He's my president, but I don't have to like it
"Frankly, I don't know why anybody continues to hold Obama in high esteem. Maybe it's like those women who marry charming fellows only to discover after the vows have been exchanged that he's an abuser. In spite of the black eyes and split lips, the ladies are just too embarrassed to call the cops and have their friends and relatives discover what a dunderhead they've been."
Paul Ryan's road to recovery
"A constructive opposition party should be willing to call out the majority when it falls short. More important, Republicans must offer alternatives. In this spirit, here is what I would do differently."
Obama as Hitler
"This week President Obama exercised for the first time a policy decision that shares a trait held in common with Adolf Hitler."
Could St. Louis lose its Catholic hospitals under federal abortion legislation?

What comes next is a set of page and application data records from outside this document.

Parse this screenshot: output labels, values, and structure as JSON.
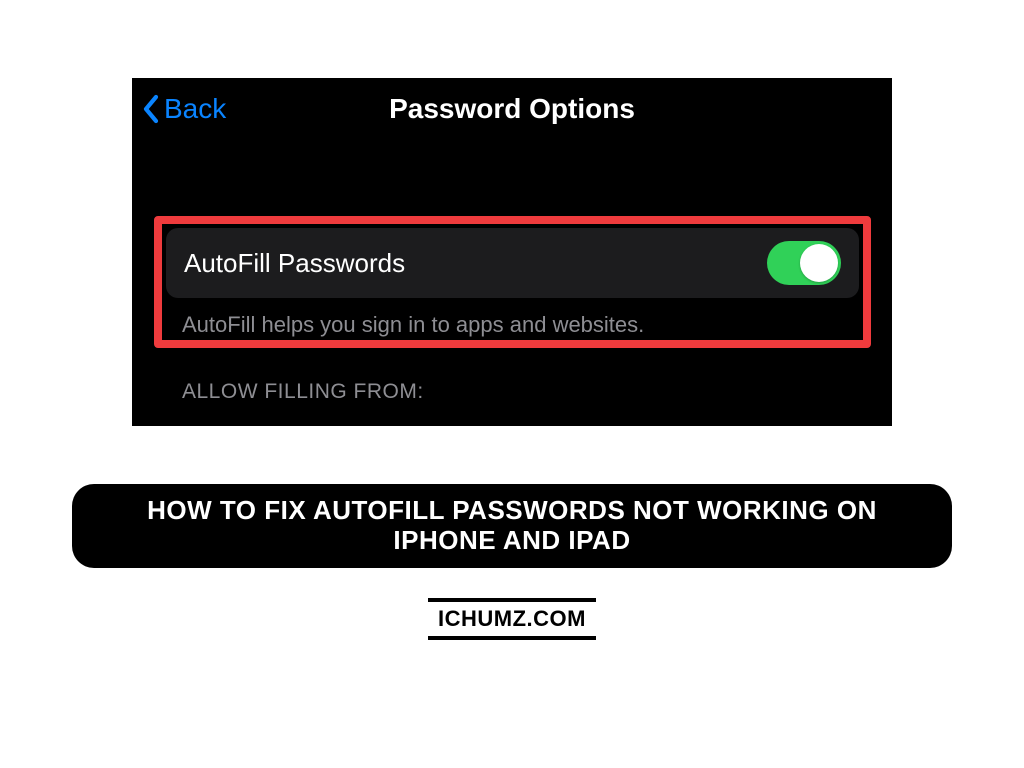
{
  "nav": {
    "back_label": "Back",
    "title": "Password Options"
  },
  "setting": {
    "autofill_label": "AutoFill Passwords",
    "autofill_footer": "AutoFill helps you sign in to apps and websites.",
    "toggle_on": true
  },
  "section": {
    "allow_filling_header": "ALLOW FILLING FROM:"
  },
  "banner": {
    "title": "HOW TO FIX AUTOFILL PASSWORDS NOT WORKING ON IPHONE AND IPAD",
    "website": "ICHUMZ.COM"
  },
  "colors": {
    "ios_blue": "#0a84ff",
    "ios_green": "#30d158",
    "highlight_red": "#ef3b3d",
    "cell_bg": "#1c1c1e",
    "secondary_text": "#8e8e93"
  }
}
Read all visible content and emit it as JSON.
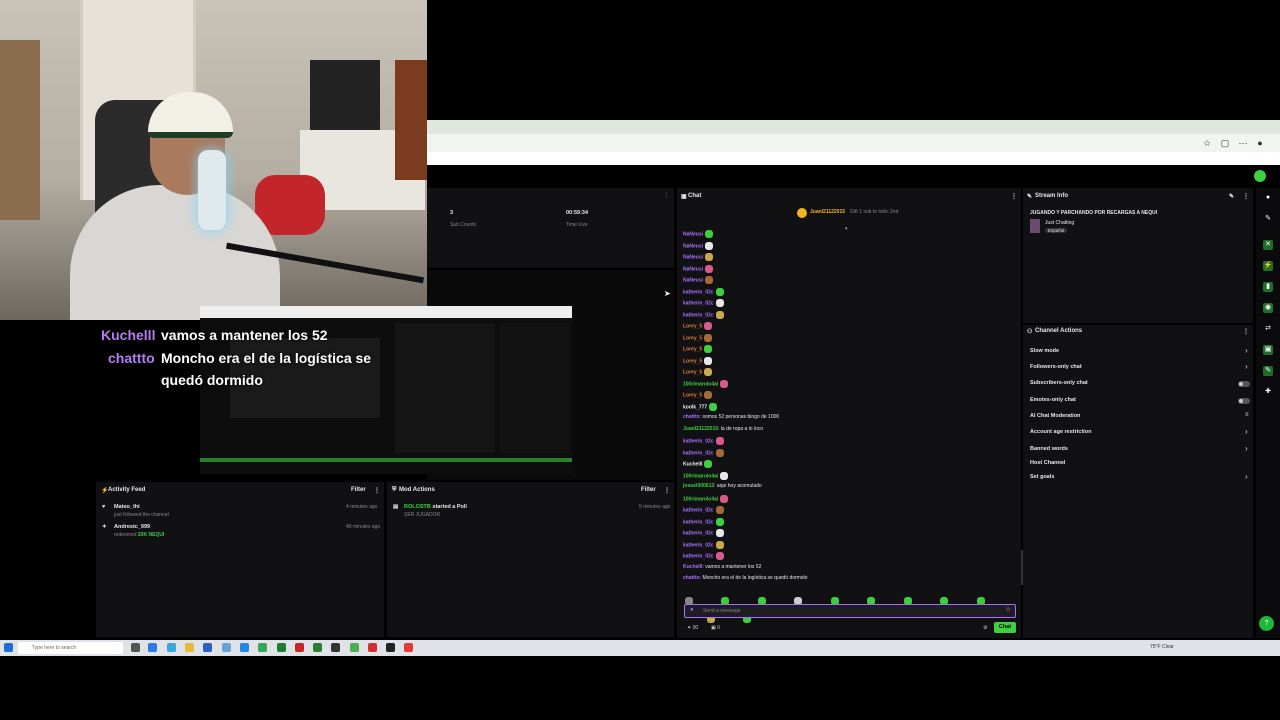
{
  "overlay": {
    "captions": [
      {
        "user": "Kuchelll",
        "text": "vamos a mantener los 52"
      },
      {
        "user": "chattto",
        "text_line1": "Moncho era el de la logística se",
        "text_line2": "quedó dormido"
      }
    ]
  },
  "stats": {
    "sub_count_value": "3",
    "sub_count_label": "Sub Counts",
    "time_value": "00:59:34",
    "time_label": "Time Live"
  },
  "activity_feed": {
    "title": "Activity Feed",
    "filter_label": "Filter",
    "items": [
      {
        "name": "Mateo_thi",
        "desc": "just followed the channel",
        "time": "4 minutes ago"
      },
      {
        "name": "Andrestc_999",
        "desc_prefix": "redeemed",
        "desc_highlight": "20K NEQUI",
        "time": "40 minutes ago"
      }
    ]
  },
  "mod_actions": {
    "title": "Mod Actions",
    "filter_label": "Filter",
    "items": [
      {
        "name": "ROLOSTB",
        "action": "started a Poll",
        "sub": "SER JUGADOR",
        "time": "5 minutes ago"
      }
    ]
  },
  "chat": {
    "title": "Chat",
    "pinned_user": "JuanI21122015",
    "pinned_text": "Gift 1 sub to tokic 2nd",
    "messages": [
      {
        "user": "NaNeusi",
        "color": "u-purple",
        "text": ""
      },
      {
        "user": "NaNeusi",
        "color": "u-purple",
        "text": ""
      },
      {
        "user": "NaNeusi",
        "color": "u-purple",
        "text": ""
      },
      {
        "user": "NaNeusi",
        "color": "u-purple",
        "text": ""
      },
      {
        "user": "NaNeusi",
        "color": "u-purple",
        "text": ""
      },
      {
        "user": "katherin_02c",
        "color": "u-purple",
        "text": ""
      },
      {
        "user": "katherin_02c",
        "color": "u-purple",
        "text": ""
      },
      {
        "user": "katherin_02c",
        "color": "u-purple",
        "text": ""
      },
      {
        "user": "Lorey_5",
        "color": "u-orange",
        "text": ""
      },
      {
        "user": "Lorey_5",
        "color": "u-orange",
        "text": ""
      },
      {
        "user": "Lorey_5",
        "color": "u-orange",
        "text": ""
      },
      {
        "user": "Lorey_5",
        "color": "u-orange",
        "text": ""
      },
      {
        "user": "Lorey_5",
        "color": "u-orange",
        "text": ""
      },
      {
        "user": "100rimarolo4ai",
        "color": "u-green",
        "text": ""
      },
      {
        "user": "Lorey_5",
        "color": "u-orange",
        "text": ""
      },
      {
        "user": "koolk_777",
        "color": "u-white",
        "text": ""
      },
      {
        "user": "chattto",
        "color": "u-purple",
        "text": "somos 52 personas bingo de 1000"
      },
      {
        "user": "JuanI21122015",
        "color": "u-green",
        "text": "la de ropa a lo loco"
      },
      {
        "user": "katherin_02c",
        "color": "u-purple",
        "text": ""
      },
      {
        "user": "katherin_02c",
        "color": "u-purple",
        "text": ""
      },
      {
        "user": "Kuchelll",
        "color": "u-white",
        "text": ""
      },
      {
        "user": "100rimarolo4ai",
        "color": "u-green",
        "text": ""
      },
      {
        "user": "josuel000612",
        "color": "u-green",
        "text": "aqui hoy acomulado"
      },
      {
        "user": "100rimarolo4ai",
        "color": "u-green",
        "text": ""
      },
      {
        "user": "katherin_02c",
        "color": "u-purple",
        "text": ""
      },
      {
        "user": "katherin_02c",
        "color": "u-purple",
        "text": ""
      },
      {
        "user": "katherin_02c",
        "color": "u-purple",
        "text": ""
      },
      {
        "user": "katherin_02c",
        "color": "u-purple",
        "text": ""
      },
      {
        "user": "katherin_02c",
        "color": "u-purple",
        "text": ""
      },
      {
        "user": "Kuchelll",
        "color": "u-purple",
        "text": "vamos a mantener los 52"
      },
      {
        "user": "chattto",
        "color": "u-purple",
        "text": "Moncho era el de la logística se quedó dormido"
      }
    ],
    "input_placeholder": "Send a message",
    "points": "00",
    "bits": "0",
    "chat_button": "Chat"
  },
  "stream_info": {
    "title": "Stream Info",
    "stream_title": "JUGANDO Y PARCHANDO POR RECARGAS A NEQUI",
    "category": "Just Chatting",
    "tag": "Español"
  },
  "channel_actions": {
    "title": "Channel Actions",
    "items": [
      {
        "label": "Slow mode",
        "control": "chevron"
      },
      {
        "label": "Followers-only chat",
        "control": "chevron"
      },
      {
        "label": "Subscribers-only chat",
        "control": "toggle"
      },
      {
        "label": "Emotes-only chat",
        "control": "toggle"
      },
      {
        "label": "AI Chat Moderation",
        "control": "icon"
      },
      {
        "label": "Account age restriction",
        "control": "chevron"
      },
      {
        "label": "Banned words",
        "control": "chevron"
      },
      {
        "label": "Host Channel",
        "control": "none"
      },
      {
        "label": "Set goals",
        "control": "chevron"
      }
    ]
  },
  "taskbar": {
    "search_placeholder": "Type here to search",
    "temperature": "75°F  Clear"
  },
  "colors": {
    "accent_green": "#3ecf3e",
    "twitch_purple": "#a970ff",
    "panel_bg": "#111114"
  }
}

"A proposed bill promising major changes in the U.S. abortion landscape has Roman Catholic bishops threatening to close Catholic hospitals if the Democratic Congress and White House make it law."
WEAC'S evolving standards
"Doyle announced his intention to increase school aids by $426 million over the biennium. Even public school children in Wisconsin will recognize this as $46 million less than the increase authorized by McCallum in 2001."
The next airline fee
"There are fees for checked luggage, reservation changes and even pillows and blankets. And now, one airline is poised to start levying a fee when you....."
Luxury strikes out
"In a case of monumentally bad timing, this year three of the biggest names in pro sports -- the Yankees, New York Mets and Dallas Cowboys -- are opening three of the most expensive stadiums ever built, filled with premium-priced seats and luxury amenities. At a combined cost of more than $3.5 billion, the stadiums were conceived and financed in a vastly different environment, a time when corporations and municipalities were flush with cash. Now they're opening just as corporate America is going through a massive belt-tightening -- and trying to avoid the appearance of extravagance at all costs."
Harvey and me
"Were it not for Paul Harvey, who passed away last weekend, I would never have had the great honor of writing for Presidents Ronald Reagan and George H. W. Bush and many other leading Republicans from the early 1980s until the present."